Which of the lines below contain the string "BOOK"? Pull each one out of the data.

- **Data shown**
'''

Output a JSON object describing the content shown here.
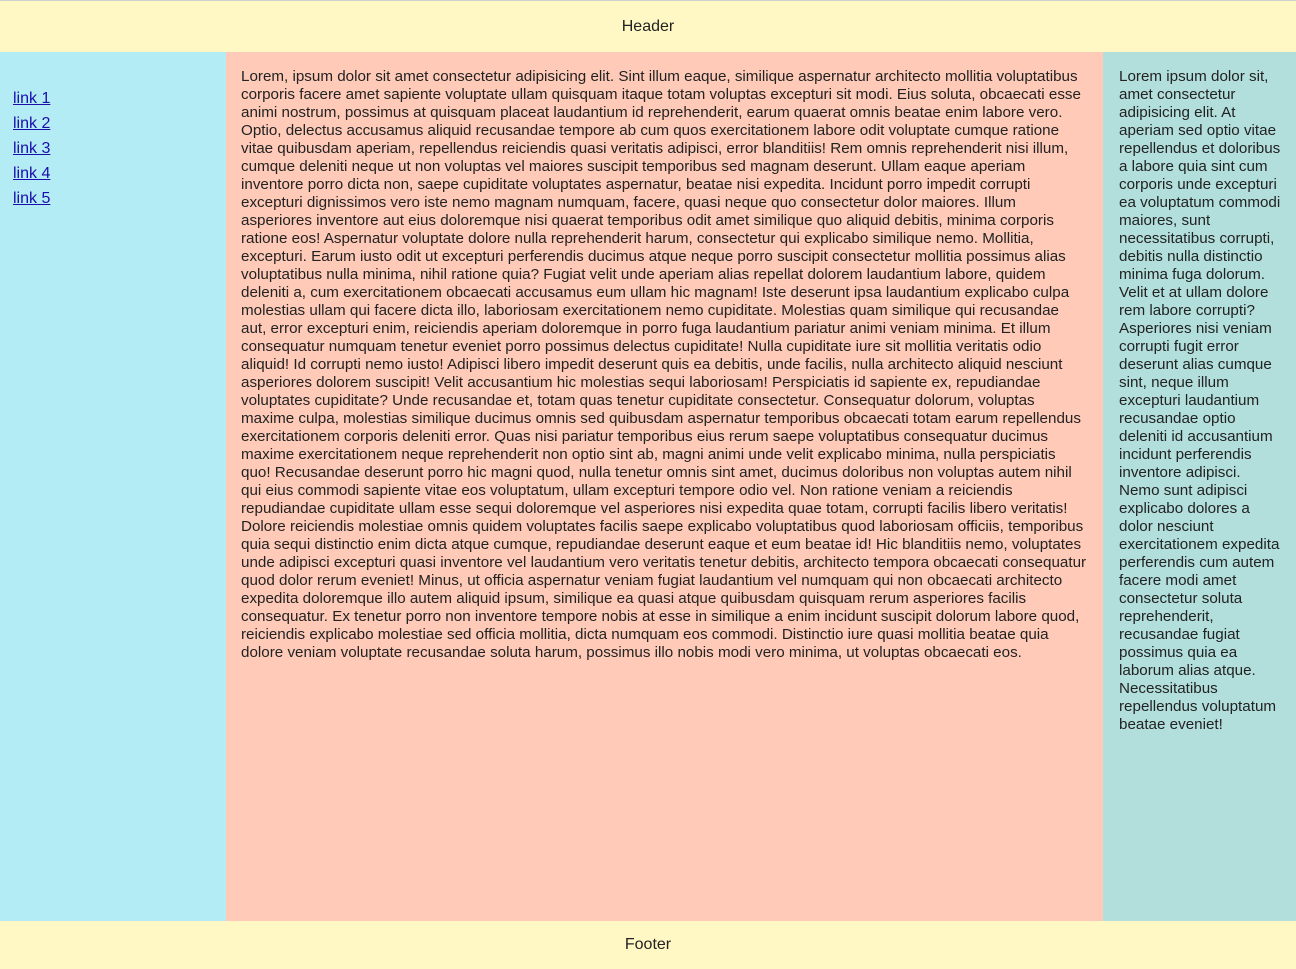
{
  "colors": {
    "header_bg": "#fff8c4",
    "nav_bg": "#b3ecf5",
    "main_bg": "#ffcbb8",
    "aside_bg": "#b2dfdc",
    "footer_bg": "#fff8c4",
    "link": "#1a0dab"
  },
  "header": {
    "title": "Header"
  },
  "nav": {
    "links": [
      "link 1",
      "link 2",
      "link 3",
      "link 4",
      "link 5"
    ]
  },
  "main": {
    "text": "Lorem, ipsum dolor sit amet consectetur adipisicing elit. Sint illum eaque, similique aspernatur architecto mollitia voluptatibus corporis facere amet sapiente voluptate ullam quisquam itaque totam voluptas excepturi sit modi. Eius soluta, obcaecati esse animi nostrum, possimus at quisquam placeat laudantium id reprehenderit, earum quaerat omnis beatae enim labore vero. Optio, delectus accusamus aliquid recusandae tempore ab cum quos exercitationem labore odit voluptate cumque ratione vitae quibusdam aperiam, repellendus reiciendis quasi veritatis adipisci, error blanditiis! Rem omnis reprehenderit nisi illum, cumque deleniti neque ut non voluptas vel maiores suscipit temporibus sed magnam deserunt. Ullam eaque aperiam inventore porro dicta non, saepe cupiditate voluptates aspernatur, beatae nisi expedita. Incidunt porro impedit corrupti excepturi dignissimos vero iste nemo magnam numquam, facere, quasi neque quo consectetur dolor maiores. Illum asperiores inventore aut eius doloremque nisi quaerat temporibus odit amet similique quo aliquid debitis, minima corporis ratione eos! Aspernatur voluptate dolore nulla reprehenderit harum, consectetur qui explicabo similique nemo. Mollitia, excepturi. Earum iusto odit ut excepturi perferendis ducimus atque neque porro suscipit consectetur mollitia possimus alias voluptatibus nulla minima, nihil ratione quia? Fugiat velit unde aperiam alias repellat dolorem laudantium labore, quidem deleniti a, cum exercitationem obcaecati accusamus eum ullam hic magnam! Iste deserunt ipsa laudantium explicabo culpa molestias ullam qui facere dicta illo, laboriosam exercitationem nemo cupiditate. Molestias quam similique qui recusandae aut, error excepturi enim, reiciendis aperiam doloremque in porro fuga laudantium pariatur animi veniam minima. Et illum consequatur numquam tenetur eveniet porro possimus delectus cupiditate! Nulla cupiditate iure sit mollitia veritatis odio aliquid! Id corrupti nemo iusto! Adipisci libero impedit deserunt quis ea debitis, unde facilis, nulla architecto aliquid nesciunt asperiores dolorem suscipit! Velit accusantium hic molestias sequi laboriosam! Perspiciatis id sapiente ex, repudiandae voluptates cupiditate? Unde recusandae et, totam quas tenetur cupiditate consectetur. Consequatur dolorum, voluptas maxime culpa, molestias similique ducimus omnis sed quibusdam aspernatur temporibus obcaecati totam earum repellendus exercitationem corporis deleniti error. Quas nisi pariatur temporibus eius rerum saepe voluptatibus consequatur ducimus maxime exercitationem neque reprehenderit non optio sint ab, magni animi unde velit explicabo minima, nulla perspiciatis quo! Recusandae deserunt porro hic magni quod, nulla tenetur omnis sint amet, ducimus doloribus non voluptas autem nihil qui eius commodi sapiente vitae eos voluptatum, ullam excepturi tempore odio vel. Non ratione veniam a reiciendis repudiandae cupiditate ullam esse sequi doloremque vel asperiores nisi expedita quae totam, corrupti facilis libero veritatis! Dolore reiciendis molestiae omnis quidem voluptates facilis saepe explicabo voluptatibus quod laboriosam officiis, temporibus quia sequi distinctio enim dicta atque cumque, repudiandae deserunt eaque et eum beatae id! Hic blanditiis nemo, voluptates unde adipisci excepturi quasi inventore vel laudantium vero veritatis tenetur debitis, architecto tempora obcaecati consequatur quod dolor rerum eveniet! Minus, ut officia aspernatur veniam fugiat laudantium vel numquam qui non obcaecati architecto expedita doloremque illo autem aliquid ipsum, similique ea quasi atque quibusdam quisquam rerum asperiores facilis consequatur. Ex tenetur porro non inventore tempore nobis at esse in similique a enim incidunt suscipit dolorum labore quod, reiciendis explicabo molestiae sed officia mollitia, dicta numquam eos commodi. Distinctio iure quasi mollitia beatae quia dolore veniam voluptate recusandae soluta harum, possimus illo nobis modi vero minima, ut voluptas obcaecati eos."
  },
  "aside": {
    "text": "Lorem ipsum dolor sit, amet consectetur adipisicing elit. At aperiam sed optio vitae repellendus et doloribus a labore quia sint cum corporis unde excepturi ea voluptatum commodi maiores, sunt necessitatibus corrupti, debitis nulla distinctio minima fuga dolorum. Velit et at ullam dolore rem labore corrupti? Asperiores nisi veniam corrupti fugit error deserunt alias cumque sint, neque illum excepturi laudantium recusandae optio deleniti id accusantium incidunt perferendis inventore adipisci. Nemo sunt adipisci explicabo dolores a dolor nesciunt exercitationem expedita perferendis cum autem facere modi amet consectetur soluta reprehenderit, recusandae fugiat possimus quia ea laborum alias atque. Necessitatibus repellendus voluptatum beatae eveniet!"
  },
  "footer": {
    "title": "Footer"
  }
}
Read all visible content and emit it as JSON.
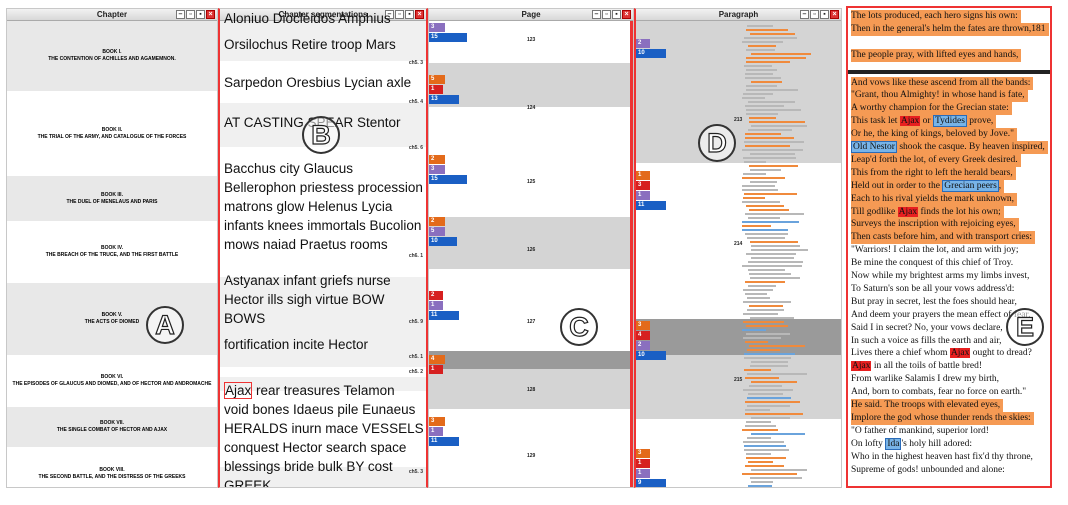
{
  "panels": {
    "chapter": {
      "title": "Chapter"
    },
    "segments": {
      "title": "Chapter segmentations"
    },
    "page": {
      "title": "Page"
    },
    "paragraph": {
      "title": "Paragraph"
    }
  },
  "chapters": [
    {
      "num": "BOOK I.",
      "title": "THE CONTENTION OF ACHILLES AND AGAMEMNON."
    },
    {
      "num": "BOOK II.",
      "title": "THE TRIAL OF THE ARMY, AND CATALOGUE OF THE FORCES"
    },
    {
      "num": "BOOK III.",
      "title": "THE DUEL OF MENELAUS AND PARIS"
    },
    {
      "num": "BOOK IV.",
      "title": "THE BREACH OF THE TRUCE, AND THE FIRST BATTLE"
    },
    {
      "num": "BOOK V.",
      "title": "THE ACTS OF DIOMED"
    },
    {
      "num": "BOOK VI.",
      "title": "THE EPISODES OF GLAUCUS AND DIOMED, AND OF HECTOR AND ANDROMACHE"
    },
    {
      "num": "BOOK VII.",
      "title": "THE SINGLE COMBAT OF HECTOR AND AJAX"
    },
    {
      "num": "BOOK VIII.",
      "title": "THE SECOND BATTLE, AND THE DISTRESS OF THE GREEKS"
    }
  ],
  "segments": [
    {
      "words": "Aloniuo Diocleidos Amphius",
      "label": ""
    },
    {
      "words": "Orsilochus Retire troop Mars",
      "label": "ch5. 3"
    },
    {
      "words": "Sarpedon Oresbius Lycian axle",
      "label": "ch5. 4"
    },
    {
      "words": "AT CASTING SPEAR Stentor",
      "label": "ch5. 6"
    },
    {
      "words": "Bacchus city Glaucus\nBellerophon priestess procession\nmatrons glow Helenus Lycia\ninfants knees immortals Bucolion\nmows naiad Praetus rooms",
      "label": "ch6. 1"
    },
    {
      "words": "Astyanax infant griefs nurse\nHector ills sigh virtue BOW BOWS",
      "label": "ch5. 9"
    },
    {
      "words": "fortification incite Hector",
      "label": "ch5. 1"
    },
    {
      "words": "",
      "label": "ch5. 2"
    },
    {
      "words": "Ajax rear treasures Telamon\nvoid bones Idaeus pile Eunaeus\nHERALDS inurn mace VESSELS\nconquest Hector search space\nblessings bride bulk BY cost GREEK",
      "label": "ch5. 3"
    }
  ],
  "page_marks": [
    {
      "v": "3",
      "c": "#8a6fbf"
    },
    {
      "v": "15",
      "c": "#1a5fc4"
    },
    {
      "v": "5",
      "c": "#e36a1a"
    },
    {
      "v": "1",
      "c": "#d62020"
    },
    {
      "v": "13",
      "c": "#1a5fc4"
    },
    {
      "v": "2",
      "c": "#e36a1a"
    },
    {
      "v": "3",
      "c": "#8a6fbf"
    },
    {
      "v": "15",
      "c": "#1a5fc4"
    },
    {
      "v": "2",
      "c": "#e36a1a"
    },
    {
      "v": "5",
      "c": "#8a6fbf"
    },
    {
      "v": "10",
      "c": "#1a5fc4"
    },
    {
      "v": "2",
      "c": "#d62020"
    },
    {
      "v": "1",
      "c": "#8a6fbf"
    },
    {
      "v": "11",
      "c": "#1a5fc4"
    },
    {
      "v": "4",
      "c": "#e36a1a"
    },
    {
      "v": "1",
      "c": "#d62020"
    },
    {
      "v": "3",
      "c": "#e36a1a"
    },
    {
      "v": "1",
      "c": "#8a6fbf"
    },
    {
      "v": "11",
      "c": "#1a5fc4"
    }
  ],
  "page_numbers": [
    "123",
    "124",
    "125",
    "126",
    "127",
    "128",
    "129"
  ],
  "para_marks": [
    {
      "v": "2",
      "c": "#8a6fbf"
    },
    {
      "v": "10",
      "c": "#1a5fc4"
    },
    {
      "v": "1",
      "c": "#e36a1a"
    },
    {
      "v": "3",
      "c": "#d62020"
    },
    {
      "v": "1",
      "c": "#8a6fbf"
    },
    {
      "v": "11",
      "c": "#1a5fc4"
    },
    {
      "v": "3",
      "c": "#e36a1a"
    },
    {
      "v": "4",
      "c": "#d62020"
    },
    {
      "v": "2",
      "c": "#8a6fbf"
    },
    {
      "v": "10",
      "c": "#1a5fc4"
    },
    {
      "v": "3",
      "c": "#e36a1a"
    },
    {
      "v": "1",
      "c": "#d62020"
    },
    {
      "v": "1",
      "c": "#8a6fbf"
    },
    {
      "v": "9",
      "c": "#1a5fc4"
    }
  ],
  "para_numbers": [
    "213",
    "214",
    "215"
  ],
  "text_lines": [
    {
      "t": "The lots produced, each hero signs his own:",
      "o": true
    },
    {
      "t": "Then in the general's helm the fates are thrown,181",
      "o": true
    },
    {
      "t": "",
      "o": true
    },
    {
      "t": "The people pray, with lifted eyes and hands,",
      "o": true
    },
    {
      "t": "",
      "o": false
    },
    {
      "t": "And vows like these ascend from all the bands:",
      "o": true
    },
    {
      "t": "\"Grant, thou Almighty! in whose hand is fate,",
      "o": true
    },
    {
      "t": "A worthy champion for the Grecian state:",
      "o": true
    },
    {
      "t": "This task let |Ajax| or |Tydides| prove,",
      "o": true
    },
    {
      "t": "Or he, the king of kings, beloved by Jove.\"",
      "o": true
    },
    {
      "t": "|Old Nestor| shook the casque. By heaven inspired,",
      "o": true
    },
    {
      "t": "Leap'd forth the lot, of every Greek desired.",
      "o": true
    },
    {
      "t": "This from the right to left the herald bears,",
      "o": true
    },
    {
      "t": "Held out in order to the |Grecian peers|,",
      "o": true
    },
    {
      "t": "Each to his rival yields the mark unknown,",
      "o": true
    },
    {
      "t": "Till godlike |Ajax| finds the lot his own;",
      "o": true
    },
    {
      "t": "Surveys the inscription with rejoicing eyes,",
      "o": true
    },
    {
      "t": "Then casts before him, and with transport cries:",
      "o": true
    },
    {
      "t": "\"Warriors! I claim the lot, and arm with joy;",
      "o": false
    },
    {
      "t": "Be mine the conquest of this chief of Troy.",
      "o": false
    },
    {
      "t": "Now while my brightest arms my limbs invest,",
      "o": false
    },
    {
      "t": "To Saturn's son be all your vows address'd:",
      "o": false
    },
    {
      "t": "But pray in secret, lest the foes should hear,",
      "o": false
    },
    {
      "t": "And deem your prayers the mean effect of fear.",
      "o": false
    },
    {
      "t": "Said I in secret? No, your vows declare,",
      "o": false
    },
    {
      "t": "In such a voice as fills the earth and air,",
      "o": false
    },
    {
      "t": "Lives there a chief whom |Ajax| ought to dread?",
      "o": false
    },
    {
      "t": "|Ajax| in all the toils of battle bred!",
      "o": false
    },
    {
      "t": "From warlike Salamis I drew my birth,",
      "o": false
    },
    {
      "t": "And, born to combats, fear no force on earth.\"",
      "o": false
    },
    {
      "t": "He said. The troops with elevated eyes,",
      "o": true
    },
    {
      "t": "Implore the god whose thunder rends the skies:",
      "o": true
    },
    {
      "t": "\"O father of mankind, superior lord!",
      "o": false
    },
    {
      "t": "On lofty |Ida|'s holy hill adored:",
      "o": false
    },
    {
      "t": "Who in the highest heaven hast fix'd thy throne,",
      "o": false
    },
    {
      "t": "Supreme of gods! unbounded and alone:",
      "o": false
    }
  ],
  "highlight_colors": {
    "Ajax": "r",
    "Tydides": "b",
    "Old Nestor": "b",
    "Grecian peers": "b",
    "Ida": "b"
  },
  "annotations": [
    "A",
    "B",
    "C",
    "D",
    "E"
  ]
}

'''

- **Result**
      "num": "BOOK I.",
      "num": "BOOK II.",
      "num": "BOOK III.",
      "num": "BOOK IV.",
      "num": "BOOK V.",
      "num": "BOOK VI.",
      "num": "BOOK VII.",
      "num": "BOOK VIII.",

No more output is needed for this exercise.